“A Time to Weep”: The Power of Lament in Times of Crisis
Jun 22, 2020 By Alan Cooper | Video Lecture
More than a century ago, William James asserted that prayer was “the very soul and essence of religion.” At the same time that James was writing, biblical scholars were identifying and analyzing the forms and genres of biblical prayer. One of the most prominent of them is the lament, in which worshippers (individual or communal) cry out to God in times of duress. The effusion of pain and grief is a way of reaching out for the knowledge and comfort of God’s Presence—for reassurance that the suffering has been noticed and that God may be moved to provide relief. In this class, we consider selected prayers of lament in order to discern the continuing power of the genre as form of prayerful expression.Read More
Literature as Lifeline: What were Jews Reading and Writing in the Ghettos?
Jun 15, 2020 By Edna Friedberg | Video Lecture
During the Holocaust, hundreds of thousands of Jews were imprisoned in urban prison zones known as ghettos. Reading and writing offered a form of spiritual sustenance to these communities under siege. This is an exploration of the literature that Jews passed around the ghettos–novels, poetry, religious commentary, and even dark humor.Read More
Is There a Jewish Continuity Crisis?
Jun 8, 2020 By Michal Raucher | Video Lecture
Dr. Michal Raucher, JTS fellow and assistant professor of Jewish Studies at Rutgers University, examines the phenomenon of Jewish leaders Invoking the threat of a demographic crisis to implore young Jews to procreate at higher rates. Using biblical, rabbinic, and contemporary texts, she’ll consider what it would mean to think about Jewish continuity not solely in terms of creating more Jews but also cultivating and supporting the values central to our tradition.Read More
The Immigration Crises Then and Now: What Are the 21st Century Possibilities?
Jun 1, 2020 By Ruth Messinger | Video Lecture

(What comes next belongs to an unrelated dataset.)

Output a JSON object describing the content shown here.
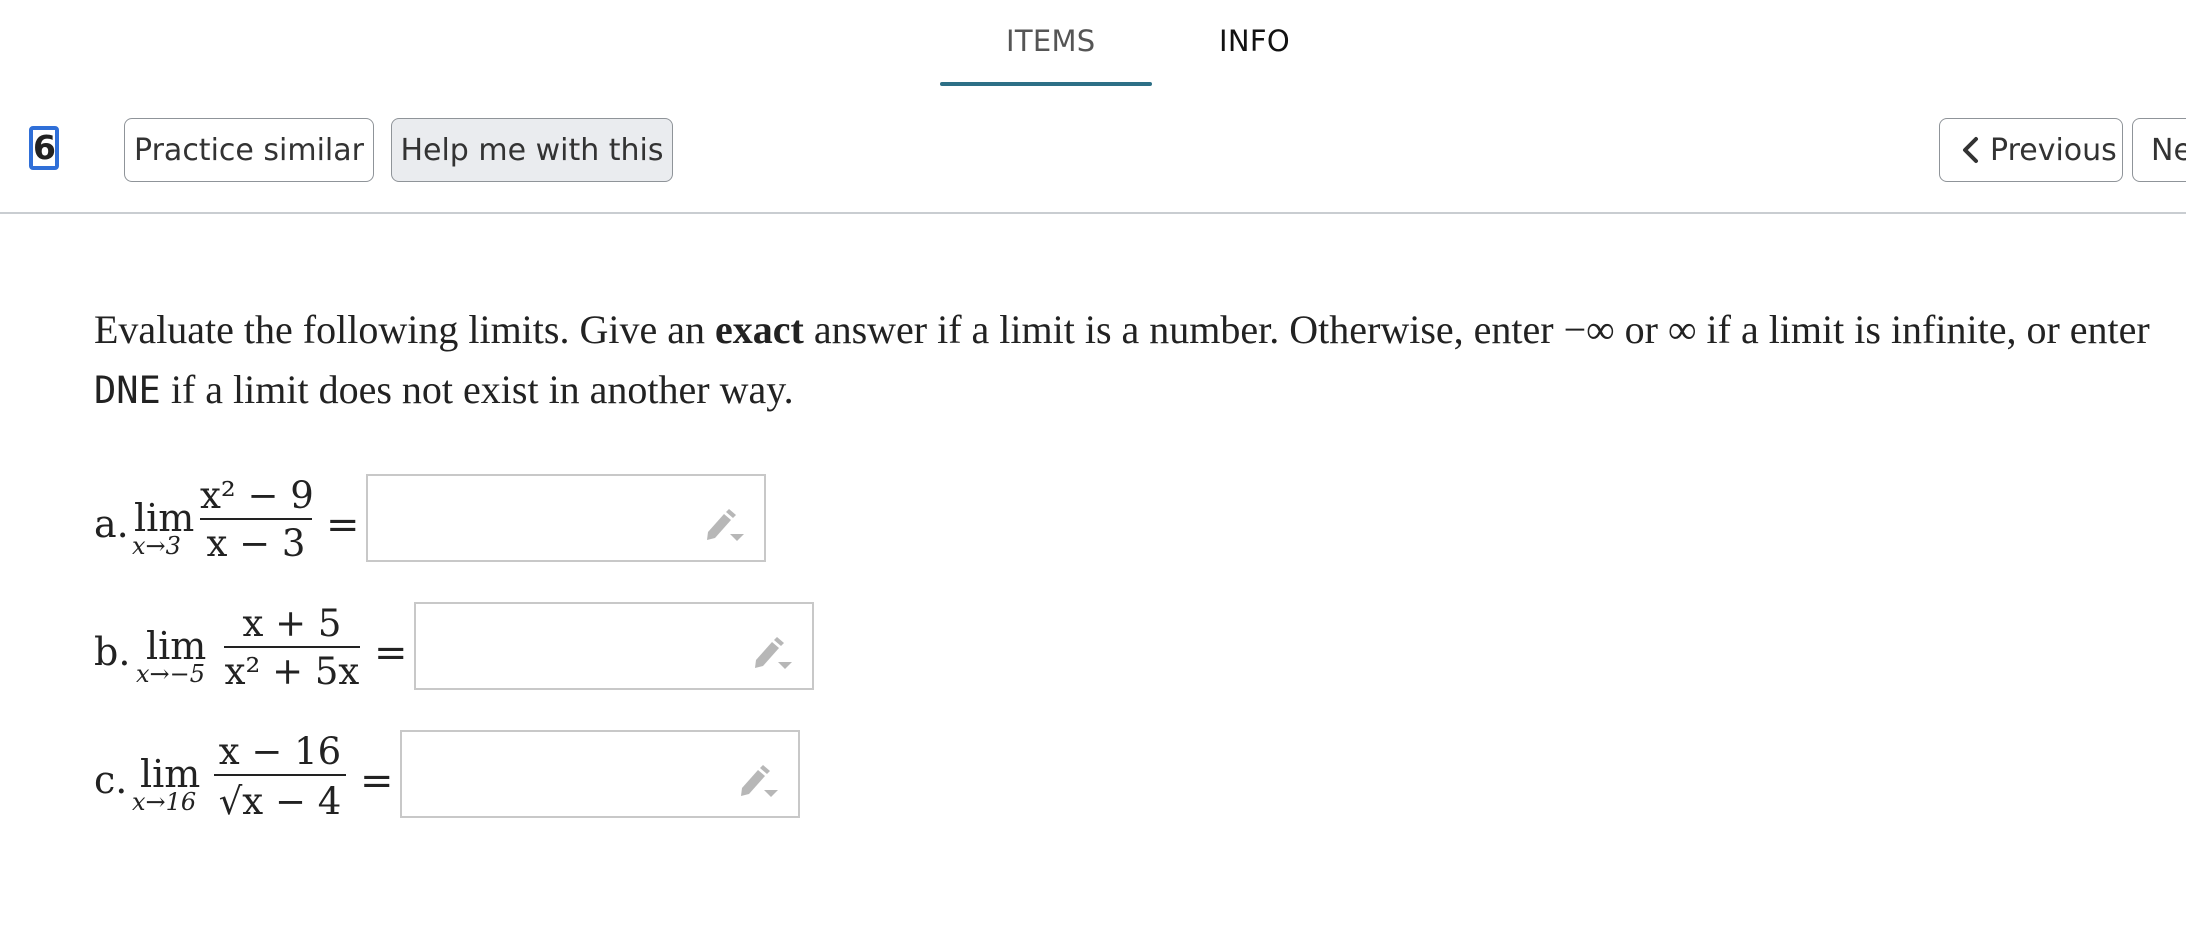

We look at our Jewish history as immigrants in ancient and modern times and then consider the status and treatment of immigrants today in the U.S. and elsewhere. We will briefly review U.S. law and practice on immigration and discuss what the options are for making change and consider what the Jewish position should be on these issues.Read More
Fake News and the Resurgence of Antisemitism

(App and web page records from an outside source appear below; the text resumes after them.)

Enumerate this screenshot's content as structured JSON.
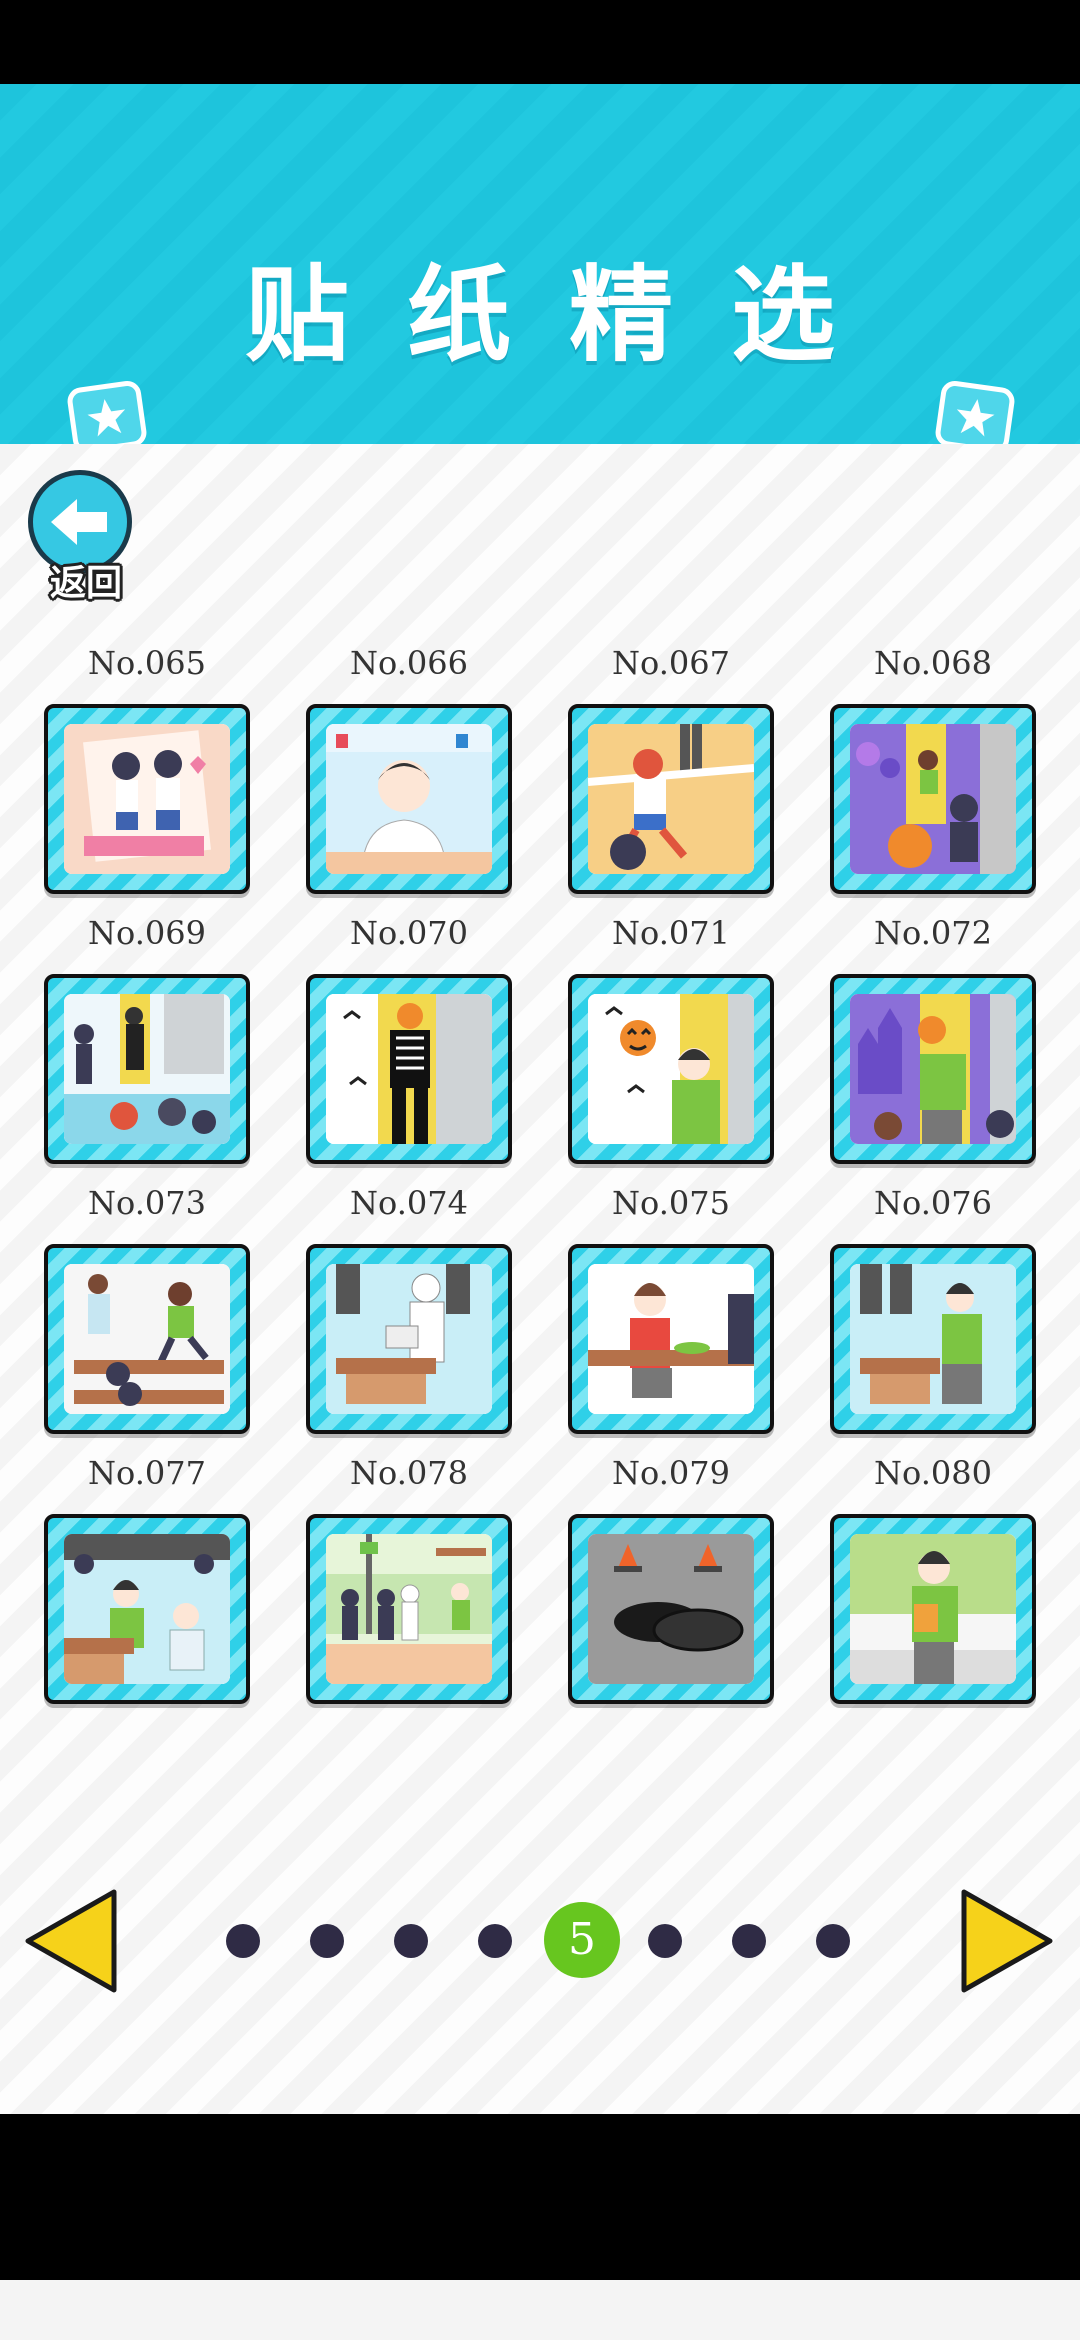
{
  "header": {
    "title": "贴纸精选",
    "back_label": "返回",
    "colors": {
      "header_bg": "#1ec4dc",
      "card_border": "#2fd0e8",
      "active_dot": "#67c61f",
      "arrow": "#f6d21a"
    }
  },
  "stickers": [
    {
      "label": "No.065",
      "icon": "couple-photo-thumb"
    },
    {
      "label": "No.066",
      "icon": "boy-portrait-thumb"
    },
    {
      "label": "No.067",
      "icon": "race-finish-thumb"
    },
    {
      "label": "No.068",
      "icon": "halloween-party-thumb"
    },
    {
      "label": "No.069",
      "icon": "skeleton-classroom-thumb"
    },
    {
      "label": "No.070",
      "icon": "skeleton-costume-thumb"
    },
    {
      "label": "No.071",
      "icon": "pumpkin-boy-thumb"
    },
    {
      "label": "No.072",
      "icon": "pumpkin-castle-thumb"
    },
    {
      "label": "No.073",
      "icon": "classroom-run-thumb"
    },
    {
      "label": "No.074",
      "icon": "reading-student-thumb"
    },
    {
      "label": "No.075",
      "icon": "lunch-desk-thumb"
    },
    {
      "label": "No.076",
      "icon": "classroom-boy-thumb"
    },
    {
      "label": "No.077",
      "icon": "class-group-thumb"
    },
    {
      "label": "No.078",
      "icon": "bus-stop-thumb"
    },
    {
      "label": "No.079",
      "icon": "manhole-cones-thumb"
    },
    {
      "label": "No.080",
      "icon": "snack-boy-thumb"
    }
  ],
  "pagination": {
    "current_page": "5",
    "total_pages": 8,
    "prev_icon": "left-arrow-icon",
    "next_icon": "right-arrow-icon"
  }
}
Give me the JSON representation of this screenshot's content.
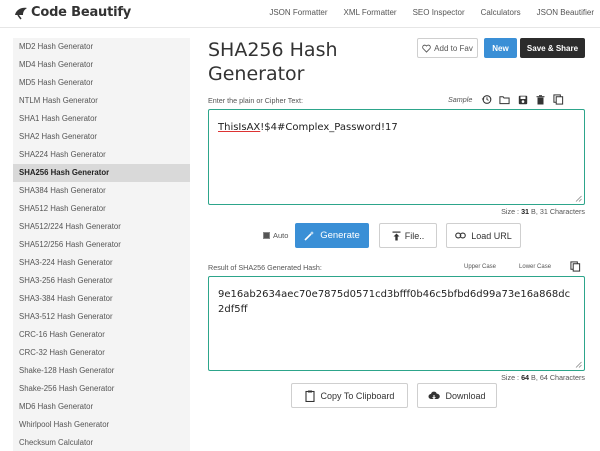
{
  "brand": {
    "name": "Code Beautify"
  },
  "nav": {
    "items": [
      "JSON Formatter",
      "XML Formatter",
      "SEO Inspector",
      "Calculators",
      "JSON Beautifier"
    ]
  },
  "sidebar": {
    "items": [
      "MD2 Hash Generator",
      "MD4 Hash Generator",
      "MD5 Hash Generator",
      "NTLM Hash Generator",
      "SHA1 Hash Generator",
      "SHA2 Hash Generator",
      "SHA224 Hash Generator",
      "SHA256 Hash Generator",
      "SHA384 Hash Generator",
      "SHA512 Hash Generator",
      "SHA512/224 Hash Generator",
      "SHA512/256 Hash Generator",
      "SHA3-224 Hash Generator",
      "SHA3-256 Hash Generator",
      "SHA3-384 Hash Generator",
      "SHA3-512 Hash Generator",
      "CRC-16 Hash Generator",
      "CRC-32 Hash Generator",
      "Shake-128 Hash Generator",
      "Shake-256 Hash Generator",
      "MD6 Hash Generator",
      "Whirlpool Hash Generator",
      "Checksum Calculator"
    ],
    "active": "SHA256 Hash Generator"
  },
  "page": {
    "title_line1": "SHA256 Hash",
    "title_line2": "Generator"
  },
  "header_buttons": {
    "fav": "Add to Fav",
    "new": "New",
    "save": "Save & Share"
  },
  "input": {
    "label": "Enter the plain or Cipher Text:",
    "sample": "Sample",
    "value_underlined": "ThisIsAX",
    "value_rest": "!$4#Complex_Password!17",
    "size_prefix": "Size : ",
    "size_bytes": "31",
    "size_suffix": " B, 31 Characters"
  },
  "controls": {
    "auto": "Auto",
    "generate": "Generate",
    "file": "File..",
    "load_url": "Load URL"
  },
  "output": {
    "label": "Result of SHA256 Generated Hash:",
    "upper_case": "Upper Case",
    "lower_case": "Lower Case",
    "value": "9e16ab2634aec70e7875d0571cd3bfff0b46c5bfbd6d99a73e16a868dc2df5ff",
    "size_prefix": "Size : ",
    "size_bytes": "64",
    "size_suffix": " B, 64 Characters"
  },
  "footer_buttons": {
    "copy": "Copy To Clipboard",
    "download": "Download"
  },
  "colors": {
    "accent_blue": "#3a8fd6",
    "textarea_border": "#2da58b",
    "dark_button": "#2c2c2c"
  }
}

May 18, 2020 By Shuly Rubin Schwartz | Video Lecture
How can we make sense of the resurgence of antisemitism from both right and left a mere 70 years after the Holocaust? Together we’ll examine foundational texts that gave rise to hatred of Jews and Judaism and reflect on what we can learn from them about how best to respond to today’s manifestations.Read More
Life Under Siege: The Talmud’s Take on Trying Times
May 4, 2020 By Sarah Wolf | Video Lecture
How do we understand the relationship between the multiple complicating factors that arise in moments of communal hardship, such as questions of political leadership, unreliable news sources, physical privation, and economic disparity? The interplay of these challenges is at the core of a Talmudic story about the siege of Jerusalem by the Romans. Through an exploration of the values and priorities portrayed in this story, this class will help shed new light on the tensions of our present moment.Read More
Beyond the Flag: The Religious Dimensions of Yom Ha’atzma’ut
Apr 27, 2020 By Eliezer B. Diamond | Video Lecture
Yom Ha’atzma’ut, Israel Independence Day, commemorates a historical event – the declaration of the new State of Israel. From the beginning, however, it was also framed as a religious holiday. We will look at how, drawing on the liturgy of Hannukah, Purim, Shabbat and Passover, a holiday ritual was created, one that provides the religious language with which to speak of a fundamentally political event.Read More
Imagining a New World When Your Old One Collapses: The Rabbinic Response to the Destruction of the Temple
Apr 20, 2020 By David C. Kraemer | Video Lecture
In 70 CE, the Jewish world changed catastrophically. The Temple in Jerusalem was destroyed and the Judaism prescribed by the Torah became impossible. Into this gap, the rabbis emerged to create a new, vibrant Judaism that required no particular center in any place. What is the system they created and how does it fill the gap left by the destruction?Read More